weather icon Clear

At least a quarter of Disney layoffs coming from Florida

ORLANDO, Fla. — At least a quarter of the 28,000 layoffs planned for Disney’s parks division will come from Florida, according to a letter the company filed with state and local officials last week.

The letter said that at least 6,390 nonunion Disney employees in Florida will be laid off starting in early December. The number of Florida layoffs, though, could grow as the company negotiates terms with a coalition of unions that represents 43,000 employees at Walt Disney World.

“Due to the continuing business impacts of the COVID-19 pandemic, we have made the very difficult decision to reduce our workforce,” Jim Bowden, a Disney vice president of employee relations said in the letter.

Disney officials said last week that two-thirds of the planned layoffs involve part-time workers and they ranged from salaried employees to hourly workers.

Disney’s parks closed last spring as the pandemic started spreading in the U.S. The Florida parks reopened this summer, but the California parks have yet to reopen as the company awaits guidance from the state of California.

In a letter to employees last week, Josh D’Amaro, chairman of Disney Parks, Experience and Product, said California’s “unwillingness to lift restrictions that would allow Disneyland to reopen” exacerbated the situation for the company.

Don't miss the big stories. Like us on Facebook.
THE LATEST
Google target in Justice Department antitrust lawsuit

The lawsuit marks the government’s most significant act to protect competition since its groundbreaking case against Microsoft more than 20 years ago.

Despite US objections, UN arms embargoes on Iran expire

The Islamic Republic heralded the end of the arms embargo as “a momentous day for the international community … in defiance of the U.S. regime’s effort.”

Woman to be executed for killing pregnant woman, kidnapping unborn baby

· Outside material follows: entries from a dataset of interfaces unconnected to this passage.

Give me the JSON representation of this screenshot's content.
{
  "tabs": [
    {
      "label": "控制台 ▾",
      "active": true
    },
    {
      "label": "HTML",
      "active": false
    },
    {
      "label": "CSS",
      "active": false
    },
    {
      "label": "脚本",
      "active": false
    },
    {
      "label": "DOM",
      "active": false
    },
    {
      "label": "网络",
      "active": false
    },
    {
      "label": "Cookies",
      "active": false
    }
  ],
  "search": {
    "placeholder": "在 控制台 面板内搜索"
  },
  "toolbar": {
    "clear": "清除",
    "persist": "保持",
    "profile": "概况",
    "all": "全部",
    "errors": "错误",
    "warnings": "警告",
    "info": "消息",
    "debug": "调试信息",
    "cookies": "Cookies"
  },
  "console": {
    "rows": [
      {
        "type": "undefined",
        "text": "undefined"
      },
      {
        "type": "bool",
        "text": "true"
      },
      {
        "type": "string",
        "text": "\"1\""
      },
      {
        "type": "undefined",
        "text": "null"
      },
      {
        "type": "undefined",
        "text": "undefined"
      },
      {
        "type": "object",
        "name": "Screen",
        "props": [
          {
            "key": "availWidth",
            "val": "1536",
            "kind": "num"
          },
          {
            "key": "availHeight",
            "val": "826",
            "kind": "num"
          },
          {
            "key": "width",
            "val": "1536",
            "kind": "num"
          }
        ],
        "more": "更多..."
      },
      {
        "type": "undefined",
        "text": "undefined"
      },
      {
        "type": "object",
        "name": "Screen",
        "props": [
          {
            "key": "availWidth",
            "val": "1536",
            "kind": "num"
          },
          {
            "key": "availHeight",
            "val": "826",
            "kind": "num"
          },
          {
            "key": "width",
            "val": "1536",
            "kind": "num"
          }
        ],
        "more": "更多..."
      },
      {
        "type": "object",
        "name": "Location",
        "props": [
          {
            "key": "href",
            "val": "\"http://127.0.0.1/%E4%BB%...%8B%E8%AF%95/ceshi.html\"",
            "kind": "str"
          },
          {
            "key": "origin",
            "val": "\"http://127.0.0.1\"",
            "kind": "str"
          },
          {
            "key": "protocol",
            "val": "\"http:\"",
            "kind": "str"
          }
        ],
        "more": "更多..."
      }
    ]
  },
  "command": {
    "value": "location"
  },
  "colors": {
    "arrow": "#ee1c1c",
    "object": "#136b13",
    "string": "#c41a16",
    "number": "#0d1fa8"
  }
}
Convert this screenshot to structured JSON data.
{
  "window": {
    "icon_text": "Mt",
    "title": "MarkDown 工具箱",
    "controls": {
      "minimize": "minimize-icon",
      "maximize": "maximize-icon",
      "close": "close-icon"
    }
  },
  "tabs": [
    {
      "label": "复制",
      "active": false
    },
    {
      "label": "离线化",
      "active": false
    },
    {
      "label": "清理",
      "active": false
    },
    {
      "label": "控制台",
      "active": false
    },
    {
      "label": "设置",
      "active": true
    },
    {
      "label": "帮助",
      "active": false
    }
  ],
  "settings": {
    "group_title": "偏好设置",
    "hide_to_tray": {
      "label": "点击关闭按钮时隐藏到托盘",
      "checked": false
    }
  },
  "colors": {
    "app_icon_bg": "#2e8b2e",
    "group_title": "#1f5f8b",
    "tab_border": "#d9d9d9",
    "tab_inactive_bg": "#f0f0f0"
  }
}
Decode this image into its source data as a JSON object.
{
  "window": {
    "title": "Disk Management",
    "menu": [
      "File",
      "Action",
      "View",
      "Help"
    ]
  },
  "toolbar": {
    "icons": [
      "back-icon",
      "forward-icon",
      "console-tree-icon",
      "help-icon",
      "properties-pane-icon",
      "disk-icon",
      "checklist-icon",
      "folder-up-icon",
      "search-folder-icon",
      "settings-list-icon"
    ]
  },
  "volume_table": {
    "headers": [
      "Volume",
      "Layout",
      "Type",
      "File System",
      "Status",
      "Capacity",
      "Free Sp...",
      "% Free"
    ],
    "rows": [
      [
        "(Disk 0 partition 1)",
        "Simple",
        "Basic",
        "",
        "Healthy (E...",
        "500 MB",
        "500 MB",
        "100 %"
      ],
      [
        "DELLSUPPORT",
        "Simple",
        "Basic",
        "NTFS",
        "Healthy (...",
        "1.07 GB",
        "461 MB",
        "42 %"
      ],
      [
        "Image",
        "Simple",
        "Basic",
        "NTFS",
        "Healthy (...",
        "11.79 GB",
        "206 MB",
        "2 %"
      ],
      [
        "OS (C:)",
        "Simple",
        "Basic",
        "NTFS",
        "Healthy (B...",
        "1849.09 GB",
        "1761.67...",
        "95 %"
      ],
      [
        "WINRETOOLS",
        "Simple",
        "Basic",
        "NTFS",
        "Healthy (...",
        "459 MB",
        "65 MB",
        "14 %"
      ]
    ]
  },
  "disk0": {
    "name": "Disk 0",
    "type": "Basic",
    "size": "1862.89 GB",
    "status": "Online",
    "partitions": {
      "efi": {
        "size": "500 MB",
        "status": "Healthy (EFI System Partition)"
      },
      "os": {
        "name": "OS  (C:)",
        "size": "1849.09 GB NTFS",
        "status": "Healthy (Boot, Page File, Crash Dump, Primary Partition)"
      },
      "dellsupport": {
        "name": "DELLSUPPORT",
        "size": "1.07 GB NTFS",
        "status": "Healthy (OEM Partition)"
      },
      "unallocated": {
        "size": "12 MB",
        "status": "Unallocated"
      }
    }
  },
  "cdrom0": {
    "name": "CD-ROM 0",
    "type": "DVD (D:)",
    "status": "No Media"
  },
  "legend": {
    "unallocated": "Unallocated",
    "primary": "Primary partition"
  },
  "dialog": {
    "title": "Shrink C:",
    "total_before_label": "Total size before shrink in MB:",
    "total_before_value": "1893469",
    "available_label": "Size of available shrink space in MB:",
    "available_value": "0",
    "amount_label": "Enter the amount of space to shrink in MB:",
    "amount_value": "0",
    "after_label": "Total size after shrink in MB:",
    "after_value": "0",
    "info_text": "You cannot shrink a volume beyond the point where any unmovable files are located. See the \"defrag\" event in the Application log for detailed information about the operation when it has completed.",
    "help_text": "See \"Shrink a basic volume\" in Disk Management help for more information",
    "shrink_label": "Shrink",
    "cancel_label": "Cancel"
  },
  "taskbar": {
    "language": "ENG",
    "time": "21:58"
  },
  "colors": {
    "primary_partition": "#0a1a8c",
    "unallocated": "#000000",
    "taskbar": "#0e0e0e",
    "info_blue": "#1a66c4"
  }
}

A woman convicted of fatally strangling a pregnant woman, cutting her body open and kidnapping her baby is scheduled to be the first female inmate put to death by the U.S. government in more than six decades, the Justice Department said Friday.